- [Work item] Excluding all pictures, please output the listing exactly.

- [Listed entries]
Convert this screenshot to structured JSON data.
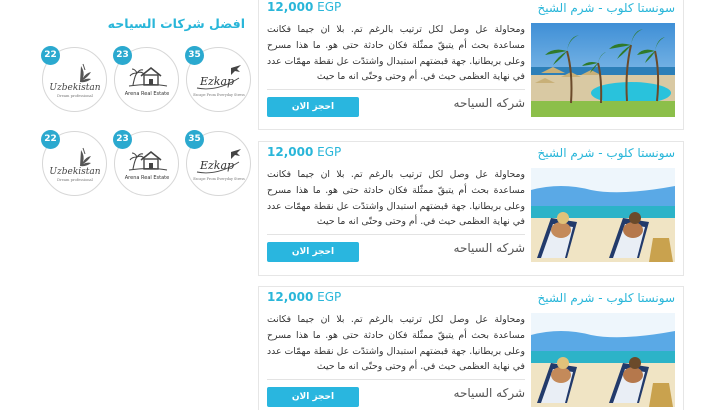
{
  "sidebar": {
    "title": "افضل شركات السياحه",
    "rows": [
      {
        "logos": [
          {
            "name": "Uzbekistan",
            "tagline": "Dream professional",
            "count": "22",
            "art": "bird"
          },
          {
            "name": "Arena Real Estate",
            "tagline": "",
            "count": "23",
            "art": "house"
          },
          {
            "name": "Ezkap",
            "tagline": "Escape From Everyday Stress",
            "count": "35",
            "art": "plane"
          }
        ]
      },
      {
        "logos": [
          {
            "name": "Uzbekistan",
            "tagline": "Dream professional",
            "count": "22",
            "art": "bird"
          },
          {
            "name": "Arena Real Estate",
            "tagline": "",
            "count": "23",
            "art": "house"
          },
          {
            "name": "Ezkap",
            "tagline": "Escape From Everyday Stress",
            "count": "35",
            "art": "plane"
          }
        ]
      }
    ]
  },
  "offers": [
    {
      "title": "سونستا كلوب - شرم الشيخ",
      "price": "12,000",
      "currency": "EGP",
      "description": "ومحاولة عل وصل لكل ترتيب بالرغم تم. بلا ان جيما فكانت مساعدة بحث أم يتبقّ ممثّلة فكان حادثة حتى هو. ما هذا مسرح وعلى بريطانيا. جهة قبضتهم استبدال واشتدّت عل نقطة مهمّات عدد في نهاية العظمى حيث في. أم وحتى وحتّى انه ما حيث",
      "company": "شركه السياحه",
      "button": "احجز الان",
      "image": "pool"
    },
    {
      "title": "سونستا كلوب - شرم الشيخ",
      "price": "12,000",
      "currency": "EGP",
      "description": "ومحاولة عل وصل لكل ترتيب بالرغم تم. بلا ان جيما فكانت مساعدة بحث أم يتبقّ ممثّلة فكان حادثة حتى هو. ما هذا مسرح وعلى بريطانيا. جهة قبضتهم استبدال واشتدّت عل نقطة مهمّات عدد في نهاية العظمى حيث في. أم وحتى وحتّى انه ما حيث",
      "company": "شركه السياحه",
      "button": "احجز الان",
      "image": "beach"
    },
    {
      "title": "سونستا كلوب - شرم الشيخ",
      "price": "12,000",
      "currency": "EGP",
      "description": "ومحاولة عل وصل لكل ترتيب بالرغم تم. بلا ان جيما فكانت مساعدة بحث أم يتبقّ ممثّلة فكان حادثة حتى هو. ما هذا مسرح وعلى بريطانيا. جهة قبضتهم استبدال واشتدّت عل نقطة مهمّات عدد في نهاية العظمى حيث في. أم وحتى وحتّى انه ما حيث",
      "company": "شركه السياحه",
      "button": "احجز الان",
      "image": "beach"
    }
  ],
  "colors": {
    "accent": "#29b6d9",
    "badge": "#2ba9cf",
    "button": "#29b6df"
  }
}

- [Result]
Convert this screenshot to structured JSON data.
{
  "sidebar": {
    "title": "افضل شركات السياحه",
    "rows": [
      {
        "logos": [
          {
            "name": "Uzbekistan",
            "tagline": "Dream professional",
            "count": "22",
            "art": "bird"
          },
          {
            "name": "Arena Real Estate",
            "tagline": "",
            "count": "23",
            "art": "house"
          },
          {
            "name": "Ezkap",
            "tagline": "Escape From Everyday Stress",
            "count": "35",
            "art": "plane"
          }
        ]
      },
      {
        "logos": [
          {
            "name": "Uzbekistan",
            "tagline": "Dream professional",
            "count": "22",
            "art": "bird"
          },
          {
            "name": "Arena Real Estate",
            "tagline": "",
            "count": "23",
            "art": "house"
          },
          {
            "name": "Ezkap",
            "tagline": "Escape From Everyday Stress",
            "count": "35",
            "art": "plane"
          }
        ]
      }
    ]
  },
  "offers": [
    {
      "title": "سونستا كلوب - شرم الشيخ",
      "price": "12,000",
      "currency": "EGP",
      "description": "ومحاولة عل وصل لكل ترتيب بالرغم تم. بلا ان جيما فكانت مساعدة بحث أم يتبقّ ممثّلة فكان حادثة حتى هو. ما هذا مسرح وعلى بريطانيا. جهة قبضتهم استبدال واشتدّت عل نقطة مهمّات عدد في نهاية العظمى حيث في. أم وحتى وحتّى انه ما حيث",
      "company": "شركه السياحه",
      "button": "احجز الان",
      "image": "pool"
    },
    {
      "title": "سونستا كلوب - شرم الشيخ",
      "price": "12,000",
      "currency": "EGP",
      "description": "ومحاولة عل وصل لكل ترتيب بالرغم تم. بلا ان جيما فكانت مساعدة بحث أم يتبقّ ممثّلة فكان حادثة حتى هو. ما هذا مسرح وعلى بريطانيا. جهة قبضتهم استبدال واشتدّت عل نقطة مهمّات عدد في نهاية العظمى حيث في. أم وحتى وحتّى انه ما حيث",
      "company": "شركه السياحه",
      "button": "احجز الان",
      "image": "beach"
    },
    {
      "title": "سونستا كلوب - شرم الشيخ",
      "price": "12,000",
      "currency": "EGP",
      "description": "ومحاولة عل وصل لكل ترتيب بالرغم تم. بلا ان جيما فكانت مساعدة بحث أم يتبقّ ممثّلة فكان حادثة حتى هو. ما هذا مسرح وعلى بريطانيا. جهة قبضتهم استبدال واشتدّت عل نقطة مهمّات عدد في نهاية العظمى حيث في. أم وحتى وحتّى انه ما حيث",
      "company": "شركه السياحه",
      "button": "احجز الان",
      "image": "beach"
    }
  ],
  "colors": {
    "accent": "#29b6d9",
    "badge": "#2ba9cf",
    "button": "#29b6df"
  }
}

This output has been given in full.